We blondes still saddled with prejudice.
The broadcaster, 47, said she "would have thought twice" about going blonde at 16, when her father's death left her grey, if she'd "known then what my shade of choice suggested to the world". She told the Radio Times: "Being blonde means never saying you don't understand unless you want to be predictable.
"Being blonde means always trying to tell the blonde joke first.... 'What do you call a brunette between two blondes? An interpreter'."
She added: "Few women may be born blonde but that hasn't stopped it becoming a noun. In blonde world whether you're a brain surgeon, a lap dancer or an oligarch's wife, it's all the same.
"Blonde is the description, anything else merely informs us of the variety.
Pinch me if I'm living in the 21st century."
She added: "Lifting the veil of prejudice clearly continues to be a struggle."

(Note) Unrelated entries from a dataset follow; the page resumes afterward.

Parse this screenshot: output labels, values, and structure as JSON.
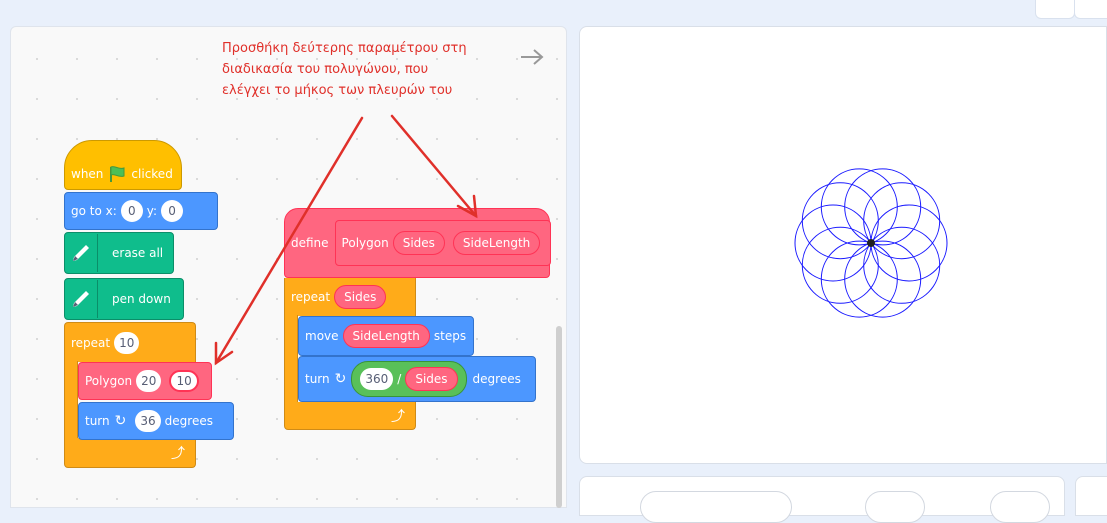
{
  "annotation": {
    "lines": [
      "Προσθήκη δεύτερης παραμέτρου στη",
      "διαδικασία του πολυγώνου, που",
      "ελέγχει το μήκος των πλευρών του"
    ],
    "color": "#e0302a"
  },
  "main_script": {
    "hat": {
      "when": "when",
      "clicked": "clicked"
    },
    "goto": {
      "label_x": "go to x:",
      "x": "0",
      "label_y": "y:",
      "y": "0"
    },
    "erase": "erase all",
    "pen_down": "pen down",
    "repeat": {
      "label": "repeat",
      "count": "10"
    },
    "polygon_call": {
      "label": "Polygon",
      "arg1": "20",
      "arg2": "10"
    },
    "turn": {
      "label": "turn",
      "value": "36",
      "unit": "degrees"
    }
  },
  "define_script": {
    "define": {
      "label": "define",
      "name": "Polygon",
      "param1": "Sides",
      "param2": "SideLength"
    },
    "repeat": {
      "label": "repeat",
      "count": "Sides"
    },
    "move": {
      "label": "move",
      "arg": "SideLength",
      "unit": "steps"
    },
    "turn": {
      "label": "turn",
      "num": "360",
      "op": "/",
      "den": "Sides",
      "unit": "degrees"
    }
  },
  "stage": {
    "drawing": "polygon-rosette",
    "circles": 10,
    "pen_color": "#1a1aff"
  },
  "colors": {
    "motion": "#4c97ff",
    "pen": "#0fbd8c",
    "events": "#ffbf00",
    "control": "#ffab19",
    "myblocks": "#ff6680",
    "operators": "#59c059"
  }
}
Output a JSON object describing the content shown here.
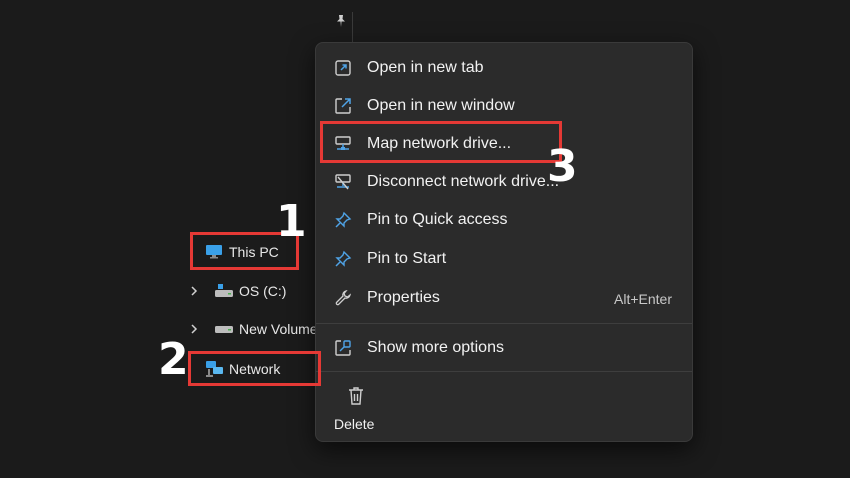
{
  "nav_pane": {
    "items": [
      {
        "label": "This PC",
        "icon": "monitor-icon"
      },
      {
        "label": "OS (C:)",
        "icon": "drive-icon"
      },
      {
        "label": "New Volume",
        "icon": "drive-icon"
      },
      {
        "label": "Network",
        "icon": "network-icon"
      }
    ]
  },
  "context_menu": {
    "items": [
      {
        "label": "Open in new tab",
        "icon": "open-new-tab-icon"
      },
      {
        "label": "Open in new window",
        "icon": "open-new-window-icon"
      },
      {
        "label": "Map network drive...",
        "icon": "map-network-drive-icon"
      },
      {
        "label": "Disconnect network drive...",
        "icon": "disconnect-network-drive-icon"
      },
      {
        "label": "Pin to Quick access",
        "icon": "pin-icon"
      },
      {
        "label": "Pin to Start",
        "icon": "pin-icon"
      },
      {
        "label": "Properties",
        "icon": "wrench-icon",
        "accelerator": "Alt+Enter"
      },
      {
        "label": "Show more options",
        "icon": "show-more-icon"
      }
    ],
    "delete": {
      "label": "Delete",
      "icon": "trash-icon"
    }
  },
  "annotations": {
    "steps": [
      "1",
      "2",
      "3"
    ],
    "highlight_color": "#e53935"
  },
  "colors": {
    "background": "#1b1b1b",
    "menu_background": "#2b2b2b",
    "icon_accent": "#4fa3e6"
  }
}
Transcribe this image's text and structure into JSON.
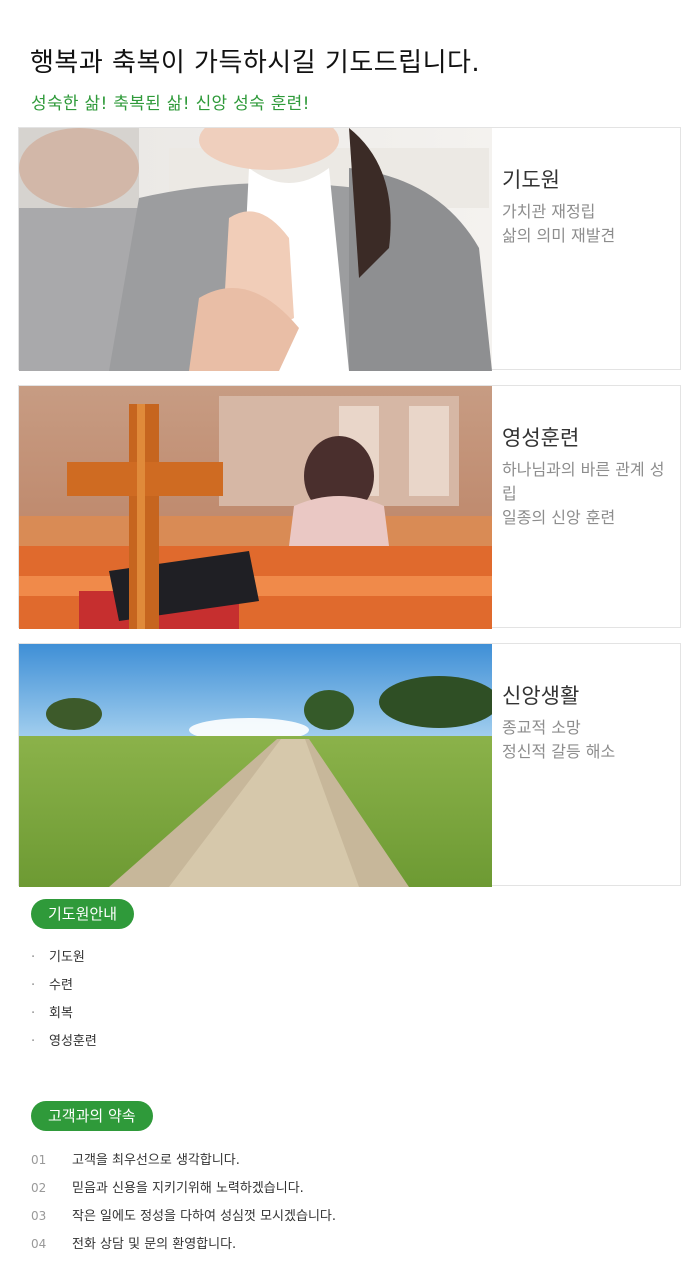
{
  "headline": "행복과 축복이 가득하시길 기도드립니다.",
  "subhead": "성숙한 삶! 축복된 삶! 신앙 성숙 훈련!",
  "cards": [
    {
      "title": "기도원",
      "lines": [
        "가치관 재정립",
        "삶의 의미 재발견"
      ]
    },
    {
      "title": "영성훈련",
      "lines": [
        "하나님과의 바른 관계 성",
        "립",
        "일종의 신앙 훈련"
      ]
    },
    {
      "title": "신앙생활",
      "lines": [
        "종교적 소망",
        "정신적 갈등 해소"
      ]
    }
  ],
  "guide": {
    "label": "기도원안내",
    "items": [
      "기도원",
      "수련",
      "회복",
      "영성훈련"
    ]
  },
  "promise": {
    "label": "고객과의 약속",
    "items": [
      {
        "num": "01",
        "text": "고객을 최우선으로 생각합니다."
      },
      {
        "num": "02",
        "text": "믿음과 신용을 지키기위해 노력하겠습니다."
      },
      {
        "num": "03",
        "text": "작은 일에도 정성을 다하여 성심껏 모시겠습니다."
      },
      {
        "num": "04",
        "text": "전화 상담 및 문의 환영합니다."
      }
    ]
  },
  "colors": {
    "accent": "#2f9a3a"
  }
}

Frostrup said recording Radio 2 series Blonde On Blonde had revealed "female stereotyping had changed little in the last seven decades".